Start of INFORMATION SUPPLIED

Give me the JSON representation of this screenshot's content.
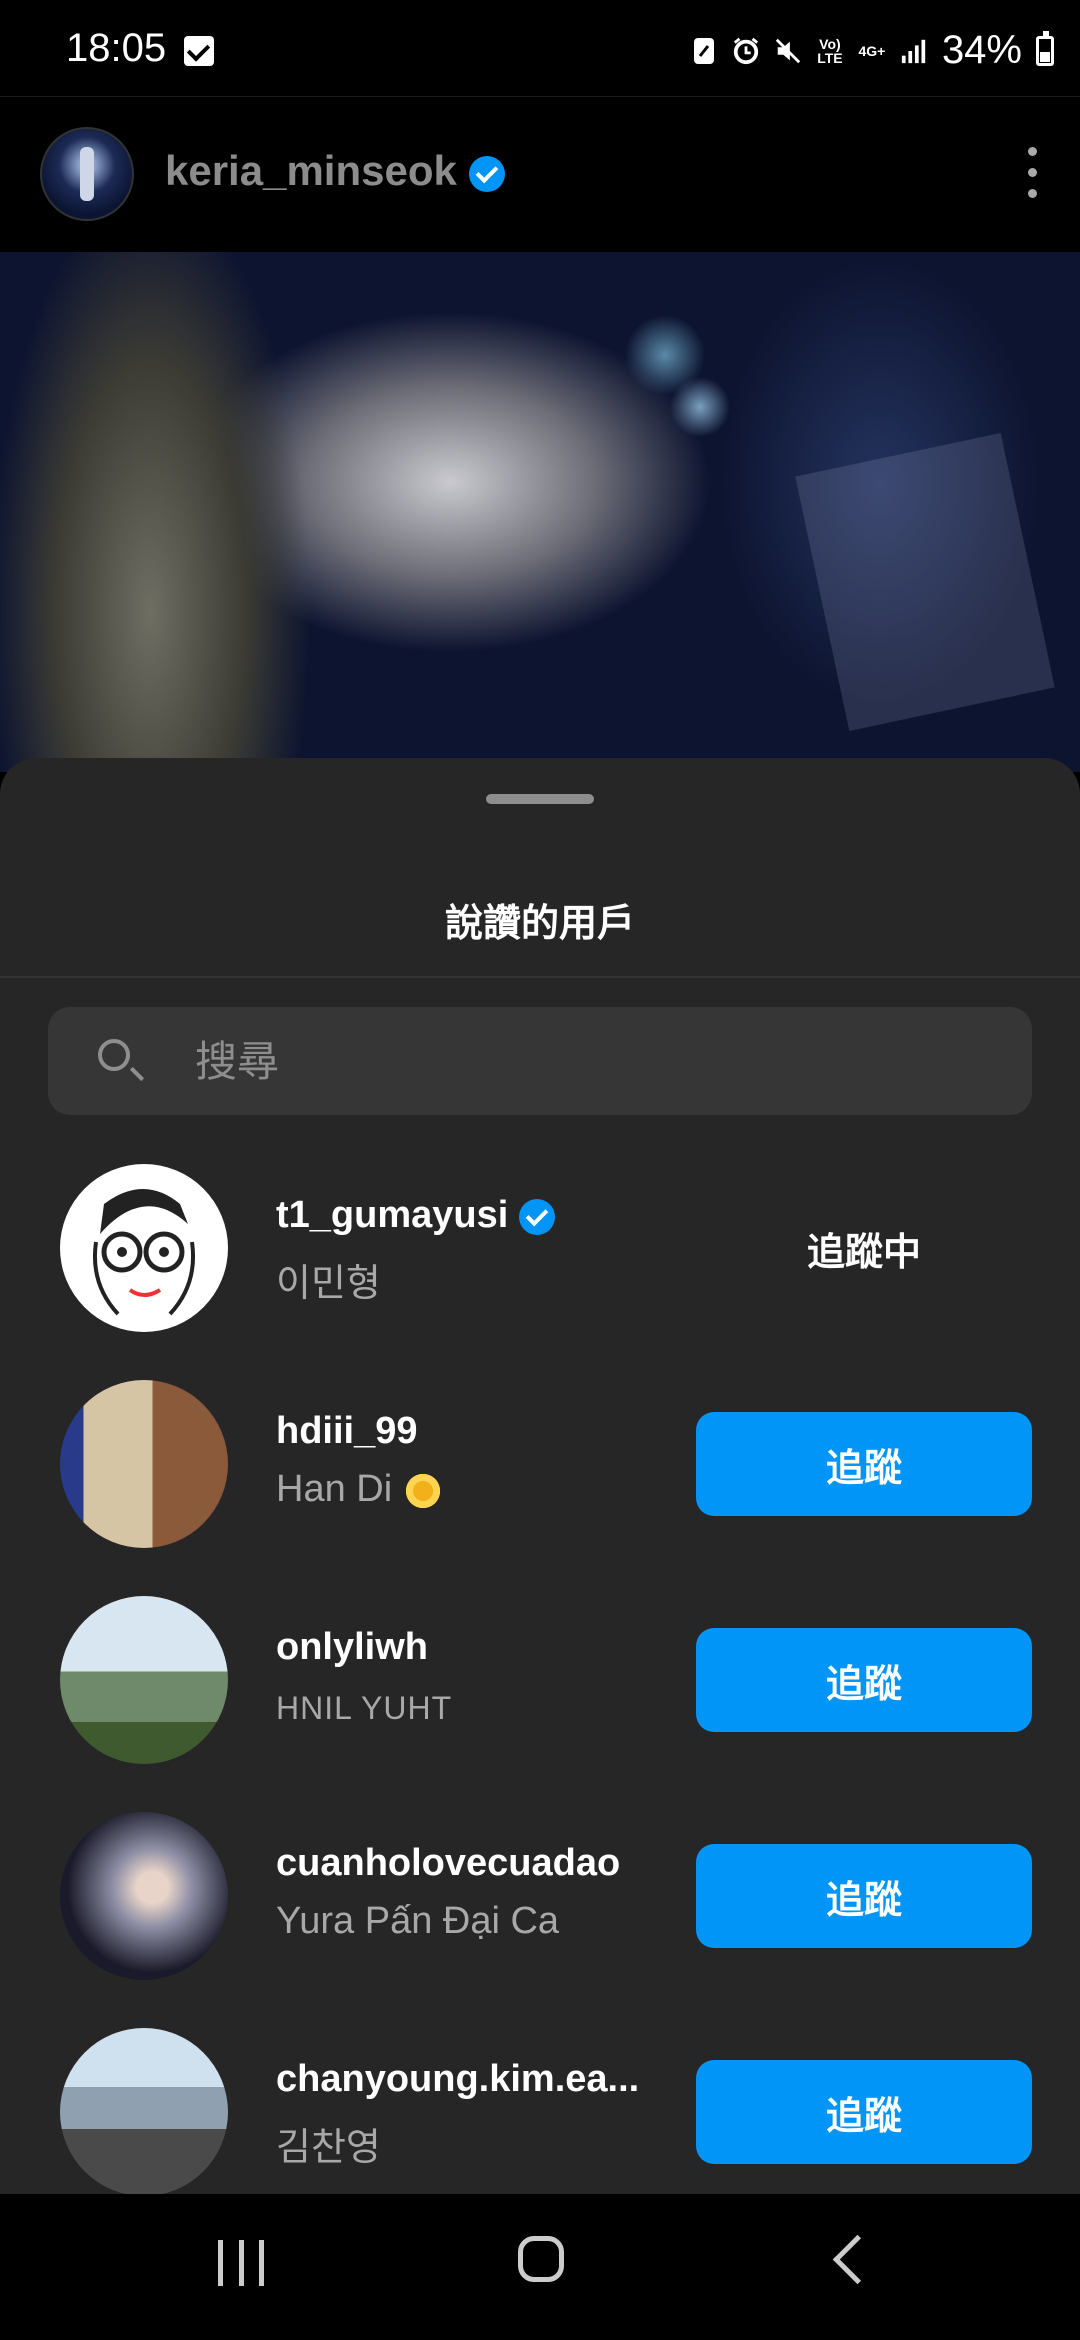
{
  "status_bar": {
    "time": "18:05",
    "network": "Vo) LTE",
    "network_type": "4G+",
    "battery": "34%",
    "icons": [
      "check-box-icon",
      "nfc-icon",
      "alarm-icon",
      "mute-icon",
      "volte-icon",
      "4g-icon",
      "signal-icon",
      "battery-icon"
    ]
  },
  "post": {
    "username": "keria_minseok",
    "verified": true
  },
  "sheet": {
    "title": "說讚的用戶",
    "search_placeholder": "搜尋"
  },
  "users": [
    {
      "username": "t1_gumayusi",
      "subtitle": "이민형",
      "verified": true,
      "button": "追蹤中",
      "following": true
    },
    {
      "username": "hdiii_99",
      "subtitle": "Han Di",
      "emoji": "sunflower",
      "verified": false,
      "button": "追蹤",
      "following": false
    },
    {
      "username": "onlyliwh",
      "subtitle": "HNIL YUHT",
      "verified": false,
      "button": "追蹤",
      "following": false
    },
    {
      "username": "cuanholovecuadao",
      "subtitle": "Yura Pấn Đại Ca",
      "verified": false,
      "button": "追蹤",
      "following": false
    },
    {
      "username": "chanyoung.kim.ea...",
      "subtitle": "김찬영",
      "verified": false,
      "button": "追蹤",
      "following": false
    }
  ],
  "colors": {
    "accent": "#0095f6",
    "sheet_bg": "#262626",
    "search_bg": "#363636"
  }
}
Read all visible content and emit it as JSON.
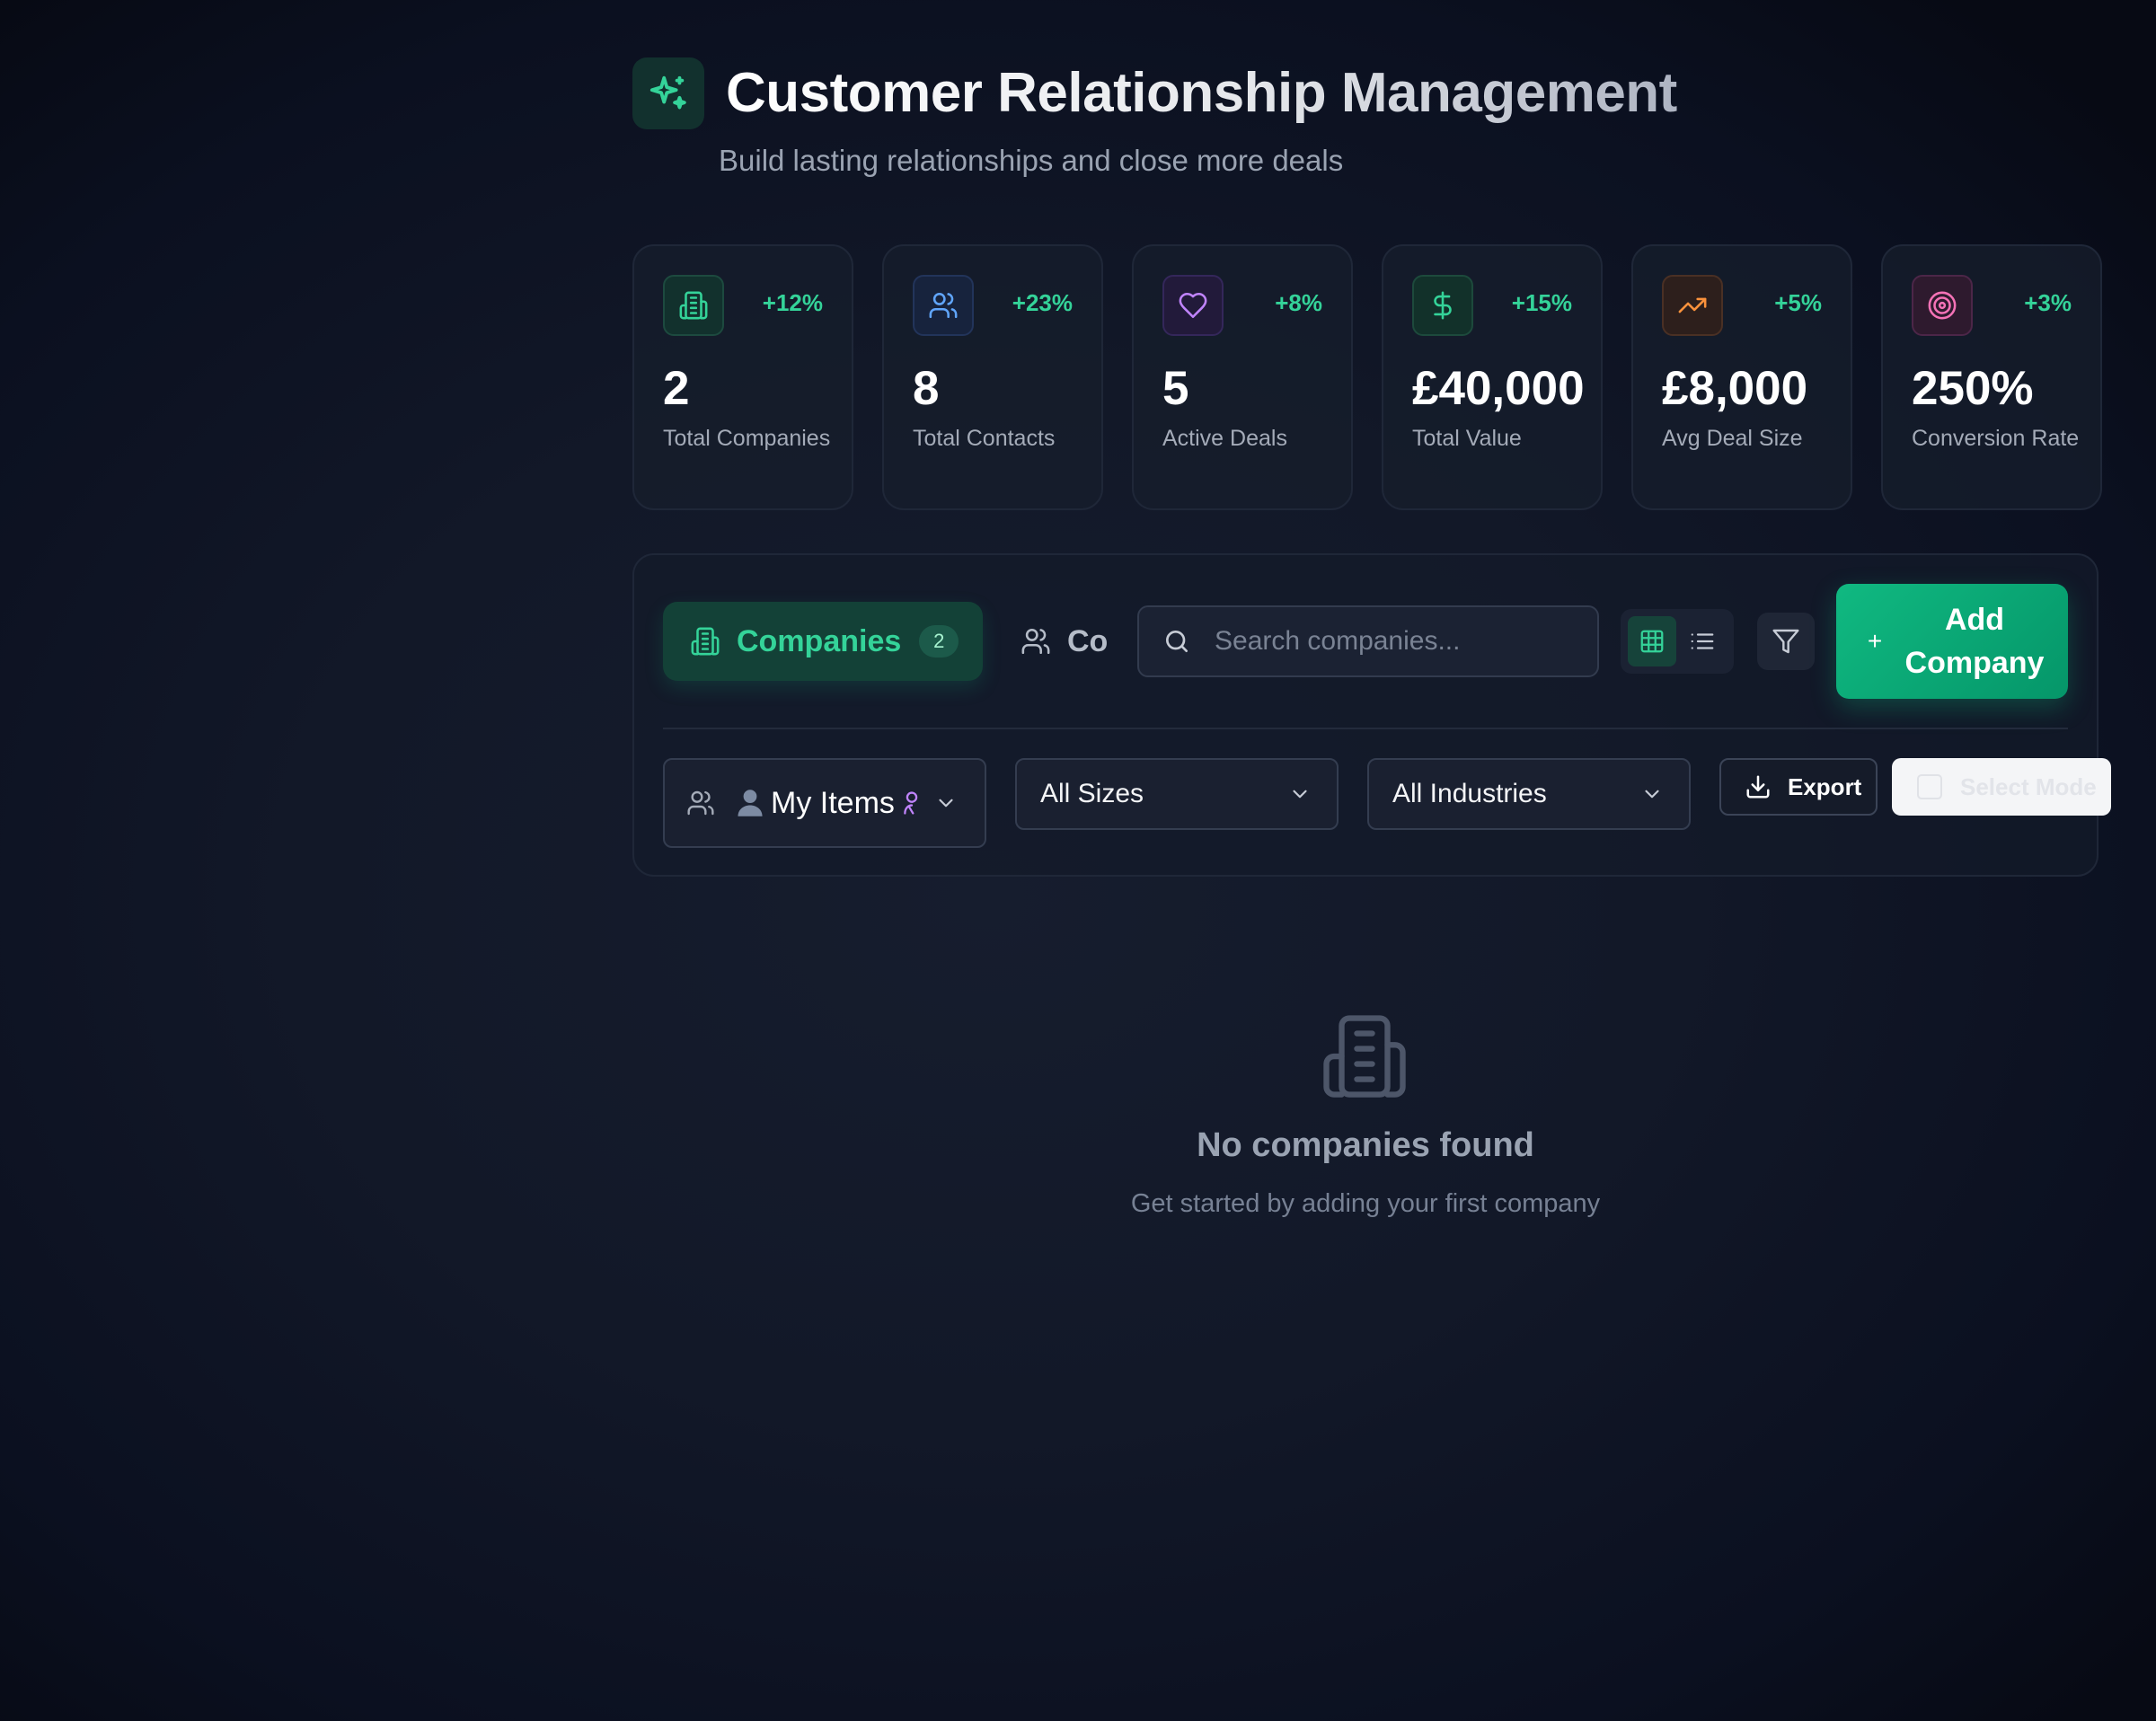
{
  "header": {
    "title": "Customer Relationship Management",
    "subtitle": "Build lasting relationships and close more deals",
    "logo_icon": "sparkles-icon"
  },
  "stats": [
    {
      "icon": "building-icon",
      "change": "+12%",
      "value": "2",
      "label": "Total Companies",
      "accent": "#34d399"
    },
    {
      "icon": "users-icon",
      "change": "+23%",
      "value": "8",
      "label": "Total Contacts",
      "accent": "#60a5fa"
    },
    {
      "icon": "heart-icon",
      "change": "+8%",
      "value": "5",
      "label": "Active Deals",
      "accent": "#c084fc"
    },
    {
      "icon": "dollar-icon",
      "change": "+15%",
      "value": "£40,000",
      "label": "Total Value",
      "accent": "#34d399"
    },
    {
      "icon": "trending-up-icon",
      "change": "+5%",
      "value": "£8,000",
      "label": "Avg Deal Size",
      "accent": "#fb923c"
    },
    {
      "icon": "target-icon",
      "change": "+3%",
      "value": "250%",
      "label": "Conversion Rate",
      "accent": "#f472b6"
    }
  ],
  "tabs": {
    "companies": {
      "label": "Companies",
      "count": "2",
      "icon": "building-icon"
    },
    "contacts": {
      "label": "Co",
      "icon": "users-icon"
    }
  },
  "search": {
    "placeholder": "Search companies...",
    "value": ""
  },
  "view_modes": {
    "active": "grid",
    "grid_icon": "grid-icon",
    "list_icon": "list-icon"
  },
  "filter_icon": "filter-icon",
  "add_company": {
    "plus": "+",
    "label": "Add Company"
  },
  "filters": {
    "owner": {
      "emoji": "👤",
      "label": "My Items",
      "icon": "users-icon"
    },
    "size": {
      "label": "All Sizes"
    },
    "industry": {
      "label": "All Industries"
    }
  },
  "export": {
    "label": "Export",
    "icon": "download-icon"
  },
  "select_mode": {
    "label": "Select Mode"
  },
  "empty_state": {
    "icon": "building-icon",
    "title": "No companies found",
    "subtitle": "Get started by adding your first company"
  },
  "colors": {
    "accent": "#10b981",
    "accent_text": "#34d399",
    "background": "#121828",
    "card": "#161d2c"
  }
}
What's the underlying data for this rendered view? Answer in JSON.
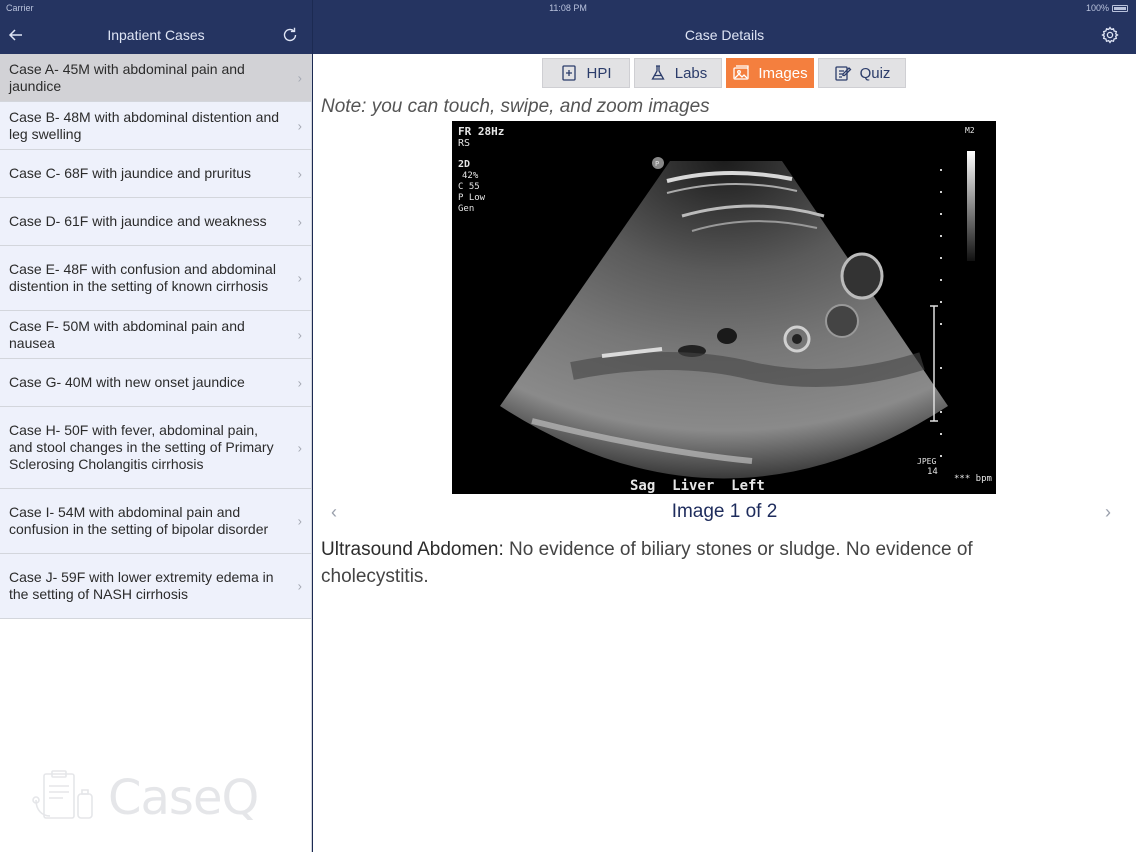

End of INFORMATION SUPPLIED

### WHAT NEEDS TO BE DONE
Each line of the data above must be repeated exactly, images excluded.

### PROBLEM SOLUTION
Give me the JSON representation of this screenshot's content.
{
  "status_bar": {
    "time": "18:05",
    "network": "Vo) LTE",
    "network_type": "4G+",
    "battery": "34%",
    "icons": [
      "check-box-icon",
      "nfc-icon",
      "alarm-icon",
      "mute-icon",
      "volte-icon",
      "4g-icon",
      "signal-icon",
      "battery-icon"
    ]
  },
  "post": {
    "username": "keria_minseok",
    "verified": true
  },
  "sheet": {
    "title": "說讚的用戶",
    "search_placeholder": "搜尋"
  },
  "users": [
    {
      "username": "t1_gumayusi",
      "subtitle": "이민형",
      "verified": true,
      "button": "追蹤中",
      "following": true
    },
    {
      "username": "hdiii_99",
      "subtitle": "Han Di",
      "emoji": "sunflower",
      "verified": false,
      "button": "追蹤",
      "following": false
    },
    {
      "username": "onlyliwh",
      "subtitle": "HNIL YUHT",
      "verified": false,
      "button": "追蹤",
      "following": false
    },
    {
      "username": "cuanholovecuadao",
      "subtitle": "Yura Pấn Đại Ca",
      "verified": false,
      "button": "追蹤",
      "following": false
    },
    {
      "username": "chanyoung.kim.ea...",
      "subtitle": "김찬영",
      "verified": false,
      "button": "追蹤",
      "following": false
    }
  ],
  "colors": {
    "accent": "#0095f6",
    "sheet_bg": "#262626",
    "search_bg": "#363636"
  }
}
Read all visible content and emit it as JSON.
{
  "header": {
    "title": "Customer Relationship Management",
    "subtitle": "Build lasting relationships and close more deals",
    "logo_icon": "sparkles-icon"
  },
  "stats": [
    {
      "icon": "building-icon",
      "change": "+12%",
      "value": "2",
      "label": "Total Companies",
      "accent": "#34d399"
    },
    {
      "icon": "users-icon",
      "change": "+23%",
      "value": "8",
      "label": "Total Contacts",
      "accent": "#60a5fa"
    },
    {
      "icon": "heart-icon",
      "change": "+8%",
      "value": "5",
      "label": "Active Deals",
      "accent": "#c084fc"
    },
    {
      "icon": "dollar-icon",
      "change": "+15%",
      "value": "£40,000",
      "label": "Total Value",
      "accent": "#34d399"
    },
    {
      "icon": "trending-up-icon",
      "change": "+5%",
      "value": "£8,000",
      "label": "Avg Deal Size",
      "accent": "#fb923c"
    },
    {
      "icon": "target-icon",
      "change": "+3%",
      "value": "250%",
      "label": "Conversion Rate",
      "accent": "#f472b6"
    }
  ],
  "tabs": {
    "companies": {
      "label": "Companies",
      "count": "2",
      "icon": "building-icon"
    },
    "contacts": {
      "label": "Co",
      "icon": "users-icon"
    }
  },
  "search": {
    "placeholder": "Search companies...",
    "value": ""
  },
  "view_modes": {
    "active": "grid",
    "grid_icon": "grid-icon",
    "list_icon": "list-icon"
  },
  "filter_icon": "filter-icon",
  "add_company": {
    "plus": "+",
    "label": "Add Company"
  },
  "filters": {
    "owner": {
      "emoji": "👤",
      "label": "My Items",
      "icon": "users-icon"
    },
    "size": {
      "label": "All Sizes"
    },
    "industry": {
      "label": "All Industries"
    }
  },
  "export": {
    "label": "Export",
    "icon": "download-icon"
  },
  "select_mode": {
    "label": "Select Mode"
  },
  "empty_state": {
    "icon": "building-icon",
    "title": "No companies found",
    "subtitle": "Get started by adding your first company"
  },
  "colors": {
    "accent": "#10b981",
    "accent_text": "#34d399",
    "background": "#121828",
    "card": "#161d2c"
  }
}
What's the underlying data for this rendered view? Answer in JSON.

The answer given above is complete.